Whenever I work with senior managers, I have them conduct their own internal exercise on their stated (and unstated) corporate values by articulating the business reality that offsets the vision. I could draw on any item from your list, but for brevity I’ll offer one example: work as one team in everything we do. In my experience, no organization is internally frictionless. That is, goal conflict always exists. Sometimes it’s big, sometimes it’s slight, but it’s there.
Yet, I don’t malign the vision, or any company that puts it in writing. For any organization, striving to achieve internal harmony is a worthwhile endeavor. The reason I use the exercise is to underscore the presence and impact of each employee’s personal values because, like it or not, those are what fill in the gap between the company’s vision (I think dream is more befitting than vision), and what actually gets done.
The impact and value (both positive and negative) of every employee’s personal values cannot be overstated. They matter, always. And ultimately, they make or break whether the company executes on its own values.

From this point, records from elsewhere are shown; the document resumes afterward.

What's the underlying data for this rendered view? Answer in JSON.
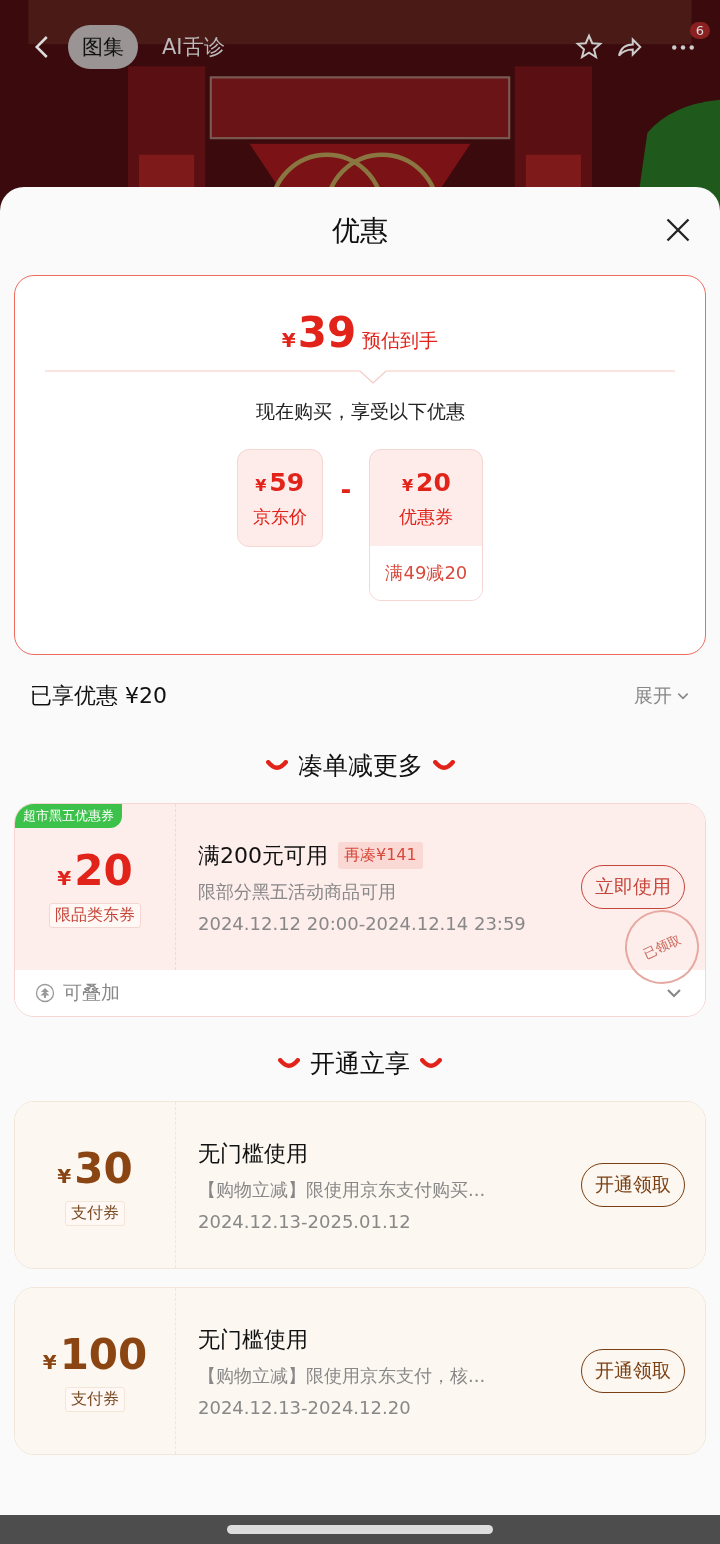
{
  "nav": {
    "tabs": [
      {
        "label": "图集",
        "selected": true
      },
      {
        "label": "AI舌诊",
        "selected": false
      }
    ],
    "badge": "6"
  },
  "sheet": {
    "title": "优惠"
  },
  "estimate": {
    "symbol": "¥",
    "price": "39",
    "label": "预估到手",
    "intro": "现在购买，享受以下优惠",
    "operator": "-",
    "items": [
      {
        "kind": "price",
        "symbol": "¥",
        "amount": "59",
        "label": "京东价"
      },
      {
        "kind": "coupon",
        "symbol": "¥",
        "amount": "20",
        "label": "优惠券",
        "condition": "满49减20"
      }
    ]
  },
  "savings": {
    "label": "已享优惠 ¥20",
    "toggle": "展开"
  },
  "sections": [
    {
      "title": "凑单减更多",
      "coupons": [
        {
          "kind": "red",
          "tag": "超市黑五优惠券",
          "symbol": "¥",
          "amount": "20",
          "type_label": "限品类东券",
          "title": "满200元可用",
          "badge": "再凑¥141",
          "description": "限部分黑五活动商品可用",
          "validity": "2024.12.12 20:00-2024.12.14 23:59",
          "button": "立即使用",
          "stamp": "已领取",
          "footer": "可叠加"
        }
      ]
    },
    {
      "title": "开通立享",
      "coupons": [
        {
          "kind": "gold",
          "symbol": "¥",
          "amount": "30",
          "type_label": "支付券",
          "title": "无门槛使用",
          "description": "【购物立减】限使用京东支付购买...",
          "validity": "2024.12.13-2025.01.12",
          "button": "开通领取"
        },
        {
          "kind": "gold",
          "symbol": "¥",
          "amount": "100",
          "type_label": "支付券",
          "title": "无门槛使用",
          "description": "【购物立减】限使用京东支付，核...",
          "validity": "2024.12.13-2024.12.20",
          "button": "开通领取"
        }
      ]
    }
  ]
}
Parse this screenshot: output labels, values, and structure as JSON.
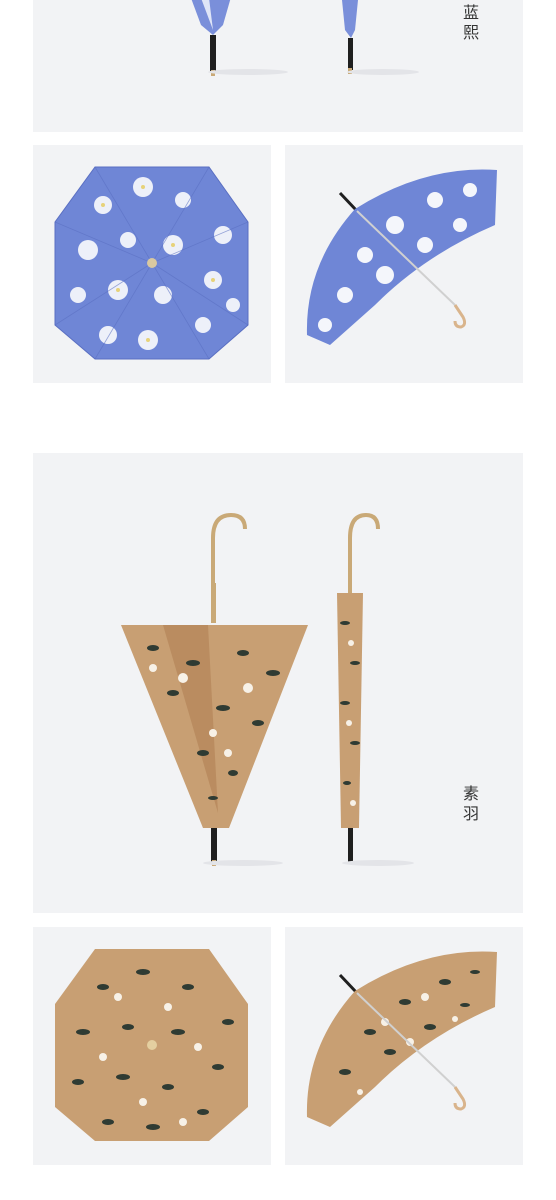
{
  "sections": [
    {
      "name_label": "蓝熙",
      "theme": "blue-floral",
      "colors": {
        "canopy": "#6f86d6",
        "canopy_light": "#9aaee8",
        "flower": "#f4f6fb",
        "center": "#e7d27a"
      }
    },
    {
      "name_label": "素羽",
      "theme": "tan-leaf",
      "colors": {
        "canopy": "#c89f73",
        "canopy_dark": "#b48558",
        "leaf": "#2f3b33",
        "flower": "#f7f1e7",
        "handle": "#c9a977"
      }
    }
  ]
}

Hi Andrew – totally agree. These things cannot be ‘imposed’ on people. I believe it’s about winning ‘hearts and minds’ and creating alignment between company values and personal values. That’s why I advocate involving people in shaping up these things. However, I do feel that if someone’s personal values are out of line with the company ones they might have to question whether they are in the right company!